As the world turns in Alabama politics, the 2013 Legislative Session is in the stretch run. The waning days will see the final passage of the 2014 budgets, which will begin in October.

The most controversial and pivotal issue of the session is the infamous Accountability Act. It has sent the legislative session into an acrimonious partisan stalemate. To recant the scenario, Republicans came forward with a controversial eight-page Education Flexibility Bill, which gave local school boards the option to opt out of strict state educational requirements. However, when the bill went to a conference committee, it grew into a 28-page bill that was completely different. It became a full fledged voucher bill which allows a $3,500 tax credit to parents who choose to send their children to private schools.

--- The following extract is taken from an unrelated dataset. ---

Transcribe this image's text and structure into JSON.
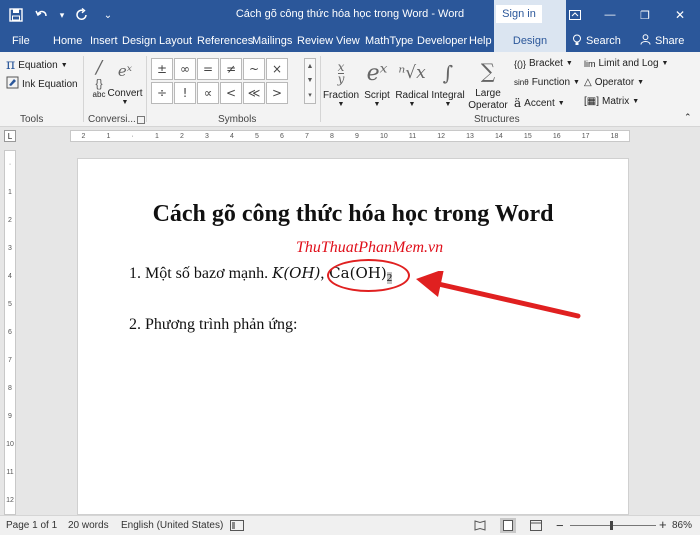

Democrats and the teachers union, AEA, claim the bill will destroy public education by diverting the state’s already paltry public education resources to private schools. The Republicans exerted their super majority muscle and ran roughshod over the Democrats and AEA in passing the measure.

Veteran lobbyists and Goat Hill observers have lamented that the overt cavalier stampeding of the minority has caused a deep discord never before seen around the Statehouse. Even the most effervescent and jovial legislators on both sides of the aisle appear subdued, less frivolous and unhappy. A somber cloud has set over the chambers and the losers are the lobbyists. Their pet special interest legislation has fallen victim to the slow down orchestrated by the distraught Democrats.

Another topic of conversation around the Statehouse is the shocking victory of Mobile businessman Bill Hightower to an open senate seat in Mobile. Ben Brooks held the Republican seat but was elected to a Mobile Circuit Court judgeship last year.

Only Republicans ran for the open seat. It was assumed that powerful House member Jim Barton would easily win the open seat special election. Barton amassed and spent over $500,000 to Hightower’s $25,000. Despite being outspent 20 to 1, Hightower beat Barton 64% to 36%.

Lobbyists were stunned. They assumed the financial advantage would assure Barton’s win. However, with only a 9% turnout in a special election, one on one good old fashioned door to door retail politics prevailed over abundant slick television ads. Barton is probably still well known and popular with folks in Pensacola and Biloxi who watch Mobile television. However, Hightower got the most votes in District 35 in Mobile County.

It received a lot of attention in rural Alabama when Chief Justice Roy Moore ordered all circuit clerks’ offices in the state closed every Wednesday beginning March 20. It was his way of dealing with the short fall in funding for the state’s judicial system.

Whatever the final judgment is from the impending BP trial in New Orleans, Alabama will receive a windfall bonanza. The battle has already begun over how and where to spend or save the BP money. Some senators want to use the proceeds to pay back and build back up the Alabama Oil and Gas Trust Fund that they borrowed $437 million from last year. However, coastal area lawmakers argue that the money should go to their areas, which were the most harmed by the Deepwater Horizon oil spill.

The Gulf Coast area has some powerful allies on their side. Gov. Robert Bentley and Senate Majority Leader Del Marsh both have stated they believe any dollars paid by BP should go to the coast. There will be a fight over the money because it is a lot of money and it is one time money. State Sen. Trip Pittman who represents Baldwin County and whose district stands to gain the most under the BP bonanza tactfully stated, “There’s a lot of people that are going to look to that money to solve a lot of problems.”

There would have been even more money for Alabama if President Obama had not stepped in and played politics last year. The Obama administration proposed diverting money from the BP fines to a federal agency. Their efforts would give BP funds off the top to the Natural Resource Damage Assessment Fund. Under this proposal, the money would be retained by the federal government and would be spent on restoration of wildlife and habitats.

Under the Obama administration’s efforts to divert money to the Justice Department for ecological preservation, Louisiana and Florida would benefit. Alabama, Texas and Mississippi would lose. This is most likely due to the fact that Louisiana and Florida are the only two southern states with one Democratic senator.

See you next week.